Mercy, Forgiveness and Denying Second Chances

With few exceptions, a person should not be judged by their past. When we do this, either individually or as a society, we are not only unduly labelling someone, but are placing them in a position where doors are closed to them. We are making life hard for them. We are saying to them, “you will be no better than what you once were.” We are saying to them, “there is no hope for you, no redemption.” We are shouting, “you are beneath us and will never be us.”

The world is neither run by nor altogether populated by perfect people. Were that the case, there would have been no need for Jesus Christ to have come into the world.

Many people, myself included, have overcome some of the most significant hurdles in life. For me, these hurdles started as being self-imposed. Today, they seem to be societal. No matter how far I’ve come, no matter how much I’ve grown, to some, I will always be judged by the worst point in my life.

When we pigeonhole someone to that one place in their past, we are telling them that they do not matter. We are telling them that the penance they paid was not enough. We are telling them that we, personally, or as a segment of society, demand more from them in the way of punishment than what has been decreased and served.

In the United States, we tend to see individuals who have done wrong, broken the law, transgressed the limits imposed by society as somehow less than us. We want to see them as being outside. We want to sit, in the comfort of our homes, and believe that they have been incarcerated, fined, placed on probation to receive punishment, not as a punishment.

“The system didn’t punish them enough,” one group screams. “It is up to us to destroy any hope they have!”

We then create the “us vs them” world view. “We” cannot have “them” in our neighbourhood because of (and you can fill in the blank here). The “us,” the “we” can never see the other as equal, because of what they’ve done, regardless of the price they’ve paid, or the work they’ve done to make right the wrongs they’ve committed.

There is, however, another ugly side to this “us vs them” coin. We, as a society, will pick and choose a token from the “them” group and hold them above all others. Or we will take someone, a movie star, or a politician, and excuse them of their wrongs because they make a seemingly significant contribution to society, sports, or their constituents.

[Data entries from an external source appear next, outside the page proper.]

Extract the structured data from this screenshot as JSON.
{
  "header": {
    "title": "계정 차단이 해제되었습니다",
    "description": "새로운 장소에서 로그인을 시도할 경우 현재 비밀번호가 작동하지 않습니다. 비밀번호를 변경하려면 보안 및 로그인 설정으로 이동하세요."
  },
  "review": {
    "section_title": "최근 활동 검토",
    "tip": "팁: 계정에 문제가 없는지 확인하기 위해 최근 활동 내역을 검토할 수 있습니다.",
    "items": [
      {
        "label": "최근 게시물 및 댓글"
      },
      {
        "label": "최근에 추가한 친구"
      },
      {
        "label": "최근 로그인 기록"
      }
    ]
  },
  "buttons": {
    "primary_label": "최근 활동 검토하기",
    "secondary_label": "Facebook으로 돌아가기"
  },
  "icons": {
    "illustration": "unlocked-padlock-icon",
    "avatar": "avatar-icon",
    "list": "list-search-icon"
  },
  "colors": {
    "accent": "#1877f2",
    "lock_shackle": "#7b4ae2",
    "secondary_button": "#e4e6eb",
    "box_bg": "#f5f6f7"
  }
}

We, as a society, need to stop the division. We need to stop the “us vs them” rhetoric, especially when we strive to follow Jesus Christ and what he said to us when teaching us to pray.

Christ’s most famous injunction regarding forgiveness is found in the Our Father: “Forgive us our debts, as we also have forgiven our debtors” (Matt. 6:12 — and it is debts in Greek though the standard English translation uses the word trespasses).

To make sure we get the point, Jesus singles this petition out for unique commentary: “For if you forgive men their trespasses, your heavenly Father also will forgive you; but if you do not forgive men their trespasses, neither will your Father forgive your trespasses” (Matt. 6:14–15).

“Oh,” they say, “Jesus loves you, God forgives you, but we, as humans, will judge you until the end of time.”

When does that judgement, and the punishment it carries, end? When is enough actually enough?

Jesus’ teaching and actions should have a massive influence on our perspectives of ethical issues. In the case of punishment, Jesus is repeatedly shown to look beyond what people have done and offer mercy to them.

Mercy is a “love that responds to human need in an unexpected or unmerited way.” At its core, mercy is forgiveness.

The “we” group seems to find comfort in mercy. They find joy in mercy. As the “us” group proclaims that mercy and forgiveness is a gift for, they also withhold it from those in most need of mercy and forgiveness.

The “we” group willingly seems to withhold the second chance afforded by mercy and forgiveness from those who need it the most. Then, they sit back and scratch their heads when someone from the “them” group screams out in protest, “WHY ARE YOU DOING THIS TO ME! I PAID THE PRICE!”

Christ paid the price for all of us.

Do we deny the mercy and forgiveness granted unto us by G-d through the Grace of the Cross?

Makes me wonder? It makes me wonder.